REQUIREMENT ::
Look for the word "this" in the material below, then report each line where it occurs.

DATA TO PROCESS ::

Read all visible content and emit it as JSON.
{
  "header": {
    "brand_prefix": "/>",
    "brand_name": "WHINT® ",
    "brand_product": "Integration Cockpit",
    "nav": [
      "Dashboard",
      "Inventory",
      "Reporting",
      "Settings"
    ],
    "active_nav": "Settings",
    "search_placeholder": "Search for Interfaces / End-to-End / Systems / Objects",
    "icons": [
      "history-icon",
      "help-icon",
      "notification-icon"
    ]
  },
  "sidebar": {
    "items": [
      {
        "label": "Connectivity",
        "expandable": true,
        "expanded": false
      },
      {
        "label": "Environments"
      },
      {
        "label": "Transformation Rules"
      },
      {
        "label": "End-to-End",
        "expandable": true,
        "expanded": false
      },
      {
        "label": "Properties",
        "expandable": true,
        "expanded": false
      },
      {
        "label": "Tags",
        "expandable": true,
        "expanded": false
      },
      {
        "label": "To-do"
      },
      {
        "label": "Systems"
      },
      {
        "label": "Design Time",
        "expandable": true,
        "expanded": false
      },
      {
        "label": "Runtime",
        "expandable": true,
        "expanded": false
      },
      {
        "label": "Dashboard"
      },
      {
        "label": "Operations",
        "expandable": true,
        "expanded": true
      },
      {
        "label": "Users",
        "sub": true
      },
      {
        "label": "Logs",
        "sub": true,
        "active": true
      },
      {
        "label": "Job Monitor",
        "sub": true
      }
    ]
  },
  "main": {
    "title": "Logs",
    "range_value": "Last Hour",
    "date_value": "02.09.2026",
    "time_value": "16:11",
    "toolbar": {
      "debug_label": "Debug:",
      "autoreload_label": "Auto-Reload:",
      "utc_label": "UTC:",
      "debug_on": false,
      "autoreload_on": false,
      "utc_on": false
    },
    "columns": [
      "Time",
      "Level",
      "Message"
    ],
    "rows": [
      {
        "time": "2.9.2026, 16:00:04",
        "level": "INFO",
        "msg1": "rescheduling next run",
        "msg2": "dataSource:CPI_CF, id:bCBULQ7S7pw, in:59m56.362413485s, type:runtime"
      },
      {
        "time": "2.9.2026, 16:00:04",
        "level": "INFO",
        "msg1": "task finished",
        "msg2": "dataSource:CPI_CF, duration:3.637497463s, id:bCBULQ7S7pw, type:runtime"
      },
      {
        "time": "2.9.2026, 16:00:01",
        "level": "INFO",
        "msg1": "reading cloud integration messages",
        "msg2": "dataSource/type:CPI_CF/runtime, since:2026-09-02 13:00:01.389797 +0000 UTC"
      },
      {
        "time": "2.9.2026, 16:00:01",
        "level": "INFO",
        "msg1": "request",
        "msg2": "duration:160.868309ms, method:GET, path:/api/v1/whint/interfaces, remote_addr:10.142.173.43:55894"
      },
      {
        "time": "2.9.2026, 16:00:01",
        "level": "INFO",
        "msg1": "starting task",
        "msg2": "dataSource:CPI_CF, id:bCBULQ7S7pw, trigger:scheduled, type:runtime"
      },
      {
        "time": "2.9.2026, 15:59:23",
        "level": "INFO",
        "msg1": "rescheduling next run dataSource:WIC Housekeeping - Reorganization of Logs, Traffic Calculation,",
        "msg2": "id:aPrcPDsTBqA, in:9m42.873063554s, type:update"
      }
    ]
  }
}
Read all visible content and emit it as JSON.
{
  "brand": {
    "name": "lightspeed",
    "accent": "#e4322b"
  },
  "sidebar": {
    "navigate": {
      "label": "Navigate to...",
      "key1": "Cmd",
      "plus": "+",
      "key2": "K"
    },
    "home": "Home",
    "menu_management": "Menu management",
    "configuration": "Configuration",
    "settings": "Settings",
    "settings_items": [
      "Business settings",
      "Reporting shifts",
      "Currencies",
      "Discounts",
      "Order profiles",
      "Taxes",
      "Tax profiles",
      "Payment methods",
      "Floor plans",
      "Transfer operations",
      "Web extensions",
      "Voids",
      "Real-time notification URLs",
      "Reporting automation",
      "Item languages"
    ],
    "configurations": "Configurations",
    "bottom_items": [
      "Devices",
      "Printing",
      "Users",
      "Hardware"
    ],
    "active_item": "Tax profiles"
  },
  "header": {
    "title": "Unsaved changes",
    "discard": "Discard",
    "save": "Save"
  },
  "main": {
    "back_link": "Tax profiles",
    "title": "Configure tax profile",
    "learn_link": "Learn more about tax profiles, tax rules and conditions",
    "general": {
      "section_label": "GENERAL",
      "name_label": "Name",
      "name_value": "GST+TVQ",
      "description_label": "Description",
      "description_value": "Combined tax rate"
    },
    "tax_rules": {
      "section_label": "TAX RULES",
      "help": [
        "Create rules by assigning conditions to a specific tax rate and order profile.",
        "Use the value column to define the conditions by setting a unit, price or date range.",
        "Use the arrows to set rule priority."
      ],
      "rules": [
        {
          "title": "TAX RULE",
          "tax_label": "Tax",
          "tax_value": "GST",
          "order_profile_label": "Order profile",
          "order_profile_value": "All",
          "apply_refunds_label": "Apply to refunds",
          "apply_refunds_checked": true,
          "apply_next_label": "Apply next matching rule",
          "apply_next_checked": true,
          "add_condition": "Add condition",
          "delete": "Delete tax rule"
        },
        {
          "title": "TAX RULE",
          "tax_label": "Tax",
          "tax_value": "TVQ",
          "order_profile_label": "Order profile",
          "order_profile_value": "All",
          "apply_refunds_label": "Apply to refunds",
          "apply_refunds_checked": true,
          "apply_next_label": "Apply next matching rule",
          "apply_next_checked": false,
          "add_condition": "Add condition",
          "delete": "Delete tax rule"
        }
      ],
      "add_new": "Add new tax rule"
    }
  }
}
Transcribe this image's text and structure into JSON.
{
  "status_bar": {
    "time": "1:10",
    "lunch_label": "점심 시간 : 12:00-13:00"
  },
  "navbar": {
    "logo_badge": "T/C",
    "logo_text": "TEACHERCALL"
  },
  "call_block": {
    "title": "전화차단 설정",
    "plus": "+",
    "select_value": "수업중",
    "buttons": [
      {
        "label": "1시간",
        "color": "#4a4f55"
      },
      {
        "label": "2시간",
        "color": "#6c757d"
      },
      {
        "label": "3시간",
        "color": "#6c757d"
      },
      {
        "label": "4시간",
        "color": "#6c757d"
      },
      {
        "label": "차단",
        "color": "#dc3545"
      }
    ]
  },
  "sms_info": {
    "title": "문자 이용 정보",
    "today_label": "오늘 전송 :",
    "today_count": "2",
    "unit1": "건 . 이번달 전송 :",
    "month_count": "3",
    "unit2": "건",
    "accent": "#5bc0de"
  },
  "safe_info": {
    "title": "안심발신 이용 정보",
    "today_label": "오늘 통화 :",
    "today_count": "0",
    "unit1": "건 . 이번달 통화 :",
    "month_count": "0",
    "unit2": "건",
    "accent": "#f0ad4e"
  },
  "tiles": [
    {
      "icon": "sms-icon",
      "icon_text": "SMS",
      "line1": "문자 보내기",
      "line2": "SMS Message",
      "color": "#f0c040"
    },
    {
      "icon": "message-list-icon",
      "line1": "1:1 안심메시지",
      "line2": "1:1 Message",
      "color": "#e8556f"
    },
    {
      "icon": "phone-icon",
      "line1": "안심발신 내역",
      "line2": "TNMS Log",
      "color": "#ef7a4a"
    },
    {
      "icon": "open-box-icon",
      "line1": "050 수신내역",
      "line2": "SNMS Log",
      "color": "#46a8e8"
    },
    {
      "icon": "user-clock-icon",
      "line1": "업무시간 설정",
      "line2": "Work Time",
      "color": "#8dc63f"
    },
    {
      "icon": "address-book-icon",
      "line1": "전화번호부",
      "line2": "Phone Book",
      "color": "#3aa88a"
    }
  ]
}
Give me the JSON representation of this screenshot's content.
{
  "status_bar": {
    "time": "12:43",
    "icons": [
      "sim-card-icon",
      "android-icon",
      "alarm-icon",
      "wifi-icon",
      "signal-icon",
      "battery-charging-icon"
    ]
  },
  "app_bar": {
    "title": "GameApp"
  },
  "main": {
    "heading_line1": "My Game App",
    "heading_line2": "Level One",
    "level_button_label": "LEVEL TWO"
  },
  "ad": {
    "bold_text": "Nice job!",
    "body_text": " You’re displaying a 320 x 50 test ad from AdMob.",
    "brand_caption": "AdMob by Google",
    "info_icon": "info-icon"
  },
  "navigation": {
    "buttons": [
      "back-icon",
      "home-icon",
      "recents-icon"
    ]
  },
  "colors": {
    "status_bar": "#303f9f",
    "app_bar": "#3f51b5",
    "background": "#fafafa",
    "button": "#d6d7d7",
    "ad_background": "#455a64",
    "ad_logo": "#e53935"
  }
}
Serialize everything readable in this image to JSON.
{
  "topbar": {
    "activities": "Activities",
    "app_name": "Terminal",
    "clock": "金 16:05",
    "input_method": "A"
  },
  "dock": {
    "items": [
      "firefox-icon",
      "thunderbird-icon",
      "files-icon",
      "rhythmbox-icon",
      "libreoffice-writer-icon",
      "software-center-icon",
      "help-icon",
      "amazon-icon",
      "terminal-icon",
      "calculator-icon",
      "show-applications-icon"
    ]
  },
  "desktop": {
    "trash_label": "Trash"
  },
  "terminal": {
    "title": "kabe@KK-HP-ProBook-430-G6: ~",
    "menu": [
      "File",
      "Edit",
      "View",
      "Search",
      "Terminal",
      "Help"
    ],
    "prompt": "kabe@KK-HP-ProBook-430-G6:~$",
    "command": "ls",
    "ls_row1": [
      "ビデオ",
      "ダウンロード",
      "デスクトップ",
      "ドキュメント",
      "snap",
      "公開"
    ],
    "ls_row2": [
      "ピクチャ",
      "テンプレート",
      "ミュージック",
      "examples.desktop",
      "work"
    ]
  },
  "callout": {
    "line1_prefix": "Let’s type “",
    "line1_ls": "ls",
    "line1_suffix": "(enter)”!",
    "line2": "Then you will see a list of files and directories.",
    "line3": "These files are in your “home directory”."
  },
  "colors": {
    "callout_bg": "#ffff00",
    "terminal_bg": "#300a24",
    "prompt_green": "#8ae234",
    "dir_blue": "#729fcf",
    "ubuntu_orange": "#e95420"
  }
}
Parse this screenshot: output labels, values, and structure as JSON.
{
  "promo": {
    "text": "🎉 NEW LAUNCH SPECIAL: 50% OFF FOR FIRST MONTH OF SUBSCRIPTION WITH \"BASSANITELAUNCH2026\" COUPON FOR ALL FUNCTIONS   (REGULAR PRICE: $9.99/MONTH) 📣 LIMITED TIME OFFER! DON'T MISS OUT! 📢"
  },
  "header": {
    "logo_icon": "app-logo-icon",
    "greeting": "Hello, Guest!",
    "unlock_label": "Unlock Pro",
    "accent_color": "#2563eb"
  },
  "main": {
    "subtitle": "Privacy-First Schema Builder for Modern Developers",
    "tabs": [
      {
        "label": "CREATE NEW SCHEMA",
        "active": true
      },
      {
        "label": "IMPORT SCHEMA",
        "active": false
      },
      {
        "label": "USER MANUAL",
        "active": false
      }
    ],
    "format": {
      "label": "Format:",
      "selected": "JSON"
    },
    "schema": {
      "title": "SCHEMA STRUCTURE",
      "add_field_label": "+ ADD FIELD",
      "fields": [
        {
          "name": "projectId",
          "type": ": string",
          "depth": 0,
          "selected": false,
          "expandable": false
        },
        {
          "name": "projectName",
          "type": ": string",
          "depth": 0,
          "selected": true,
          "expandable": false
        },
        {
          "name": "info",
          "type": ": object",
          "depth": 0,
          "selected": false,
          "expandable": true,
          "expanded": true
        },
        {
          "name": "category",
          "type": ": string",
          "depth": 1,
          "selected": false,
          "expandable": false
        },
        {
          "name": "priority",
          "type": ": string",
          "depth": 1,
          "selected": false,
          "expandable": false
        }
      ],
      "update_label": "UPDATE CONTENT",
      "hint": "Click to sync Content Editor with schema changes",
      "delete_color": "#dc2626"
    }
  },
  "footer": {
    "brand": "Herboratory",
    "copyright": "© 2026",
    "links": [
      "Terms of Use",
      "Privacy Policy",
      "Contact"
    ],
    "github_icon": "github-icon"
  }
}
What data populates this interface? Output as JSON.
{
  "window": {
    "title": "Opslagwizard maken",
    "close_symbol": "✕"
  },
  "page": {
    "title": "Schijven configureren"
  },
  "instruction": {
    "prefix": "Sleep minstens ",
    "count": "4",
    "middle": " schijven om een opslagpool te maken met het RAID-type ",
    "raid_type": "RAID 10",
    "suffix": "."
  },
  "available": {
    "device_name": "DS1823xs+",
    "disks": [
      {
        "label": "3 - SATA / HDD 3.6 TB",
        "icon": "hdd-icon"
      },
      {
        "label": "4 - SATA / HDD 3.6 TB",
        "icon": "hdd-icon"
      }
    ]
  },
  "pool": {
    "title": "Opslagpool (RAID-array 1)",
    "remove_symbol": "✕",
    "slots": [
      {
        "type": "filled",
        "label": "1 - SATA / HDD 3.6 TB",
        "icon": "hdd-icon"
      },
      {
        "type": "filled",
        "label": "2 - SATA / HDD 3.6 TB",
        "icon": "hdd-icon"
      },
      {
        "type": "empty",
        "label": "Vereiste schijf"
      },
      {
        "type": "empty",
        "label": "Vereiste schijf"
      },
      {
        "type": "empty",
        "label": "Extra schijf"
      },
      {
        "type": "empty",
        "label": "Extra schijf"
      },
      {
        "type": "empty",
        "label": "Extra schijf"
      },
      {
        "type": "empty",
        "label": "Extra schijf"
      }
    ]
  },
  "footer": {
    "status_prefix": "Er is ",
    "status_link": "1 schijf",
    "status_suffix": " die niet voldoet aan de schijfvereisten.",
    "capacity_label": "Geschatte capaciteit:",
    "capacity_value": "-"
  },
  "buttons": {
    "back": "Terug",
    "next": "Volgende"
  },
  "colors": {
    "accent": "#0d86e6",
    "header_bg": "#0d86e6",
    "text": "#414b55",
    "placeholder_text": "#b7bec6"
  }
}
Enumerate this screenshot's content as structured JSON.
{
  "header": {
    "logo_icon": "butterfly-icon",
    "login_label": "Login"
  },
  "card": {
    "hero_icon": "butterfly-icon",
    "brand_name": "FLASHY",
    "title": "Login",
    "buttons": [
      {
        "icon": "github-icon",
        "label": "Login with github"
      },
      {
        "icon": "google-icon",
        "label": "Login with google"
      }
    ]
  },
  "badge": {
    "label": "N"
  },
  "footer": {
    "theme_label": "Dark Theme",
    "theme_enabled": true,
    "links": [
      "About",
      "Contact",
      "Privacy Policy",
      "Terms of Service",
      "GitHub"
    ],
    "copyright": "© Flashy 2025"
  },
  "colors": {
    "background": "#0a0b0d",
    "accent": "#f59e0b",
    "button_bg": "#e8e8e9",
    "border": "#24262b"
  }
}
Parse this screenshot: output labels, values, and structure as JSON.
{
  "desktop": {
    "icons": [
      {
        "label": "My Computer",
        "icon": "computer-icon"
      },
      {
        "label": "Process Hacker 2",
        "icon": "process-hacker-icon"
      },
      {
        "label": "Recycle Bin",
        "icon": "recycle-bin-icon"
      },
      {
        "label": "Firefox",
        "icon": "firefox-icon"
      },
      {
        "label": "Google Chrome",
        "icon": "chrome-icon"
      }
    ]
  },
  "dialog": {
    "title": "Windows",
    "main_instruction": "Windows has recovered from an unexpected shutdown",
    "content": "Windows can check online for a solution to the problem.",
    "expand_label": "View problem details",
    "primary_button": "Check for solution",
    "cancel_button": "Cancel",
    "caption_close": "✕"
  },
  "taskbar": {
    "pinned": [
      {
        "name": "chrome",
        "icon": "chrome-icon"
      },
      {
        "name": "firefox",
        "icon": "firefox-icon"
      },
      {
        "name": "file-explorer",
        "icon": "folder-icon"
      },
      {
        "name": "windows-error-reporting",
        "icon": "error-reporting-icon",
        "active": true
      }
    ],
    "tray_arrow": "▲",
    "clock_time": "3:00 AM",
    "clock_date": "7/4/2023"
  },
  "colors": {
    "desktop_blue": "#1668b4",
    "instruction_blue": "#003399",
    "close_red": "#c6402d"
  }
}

SOLUTION ::
Transcribe this image's text and structure into JSON.
Give me the JSON representation of this screenshot's content.
Serialize everything readable in this image to JSON.
Parse this screenshot: output labels, values, and structure as JSON.
What data populates this interface? Output as JSON.
Enumerate this screenshot's content as structured JSON.
Parse this screenshot: output labels, values, and structure as JSON.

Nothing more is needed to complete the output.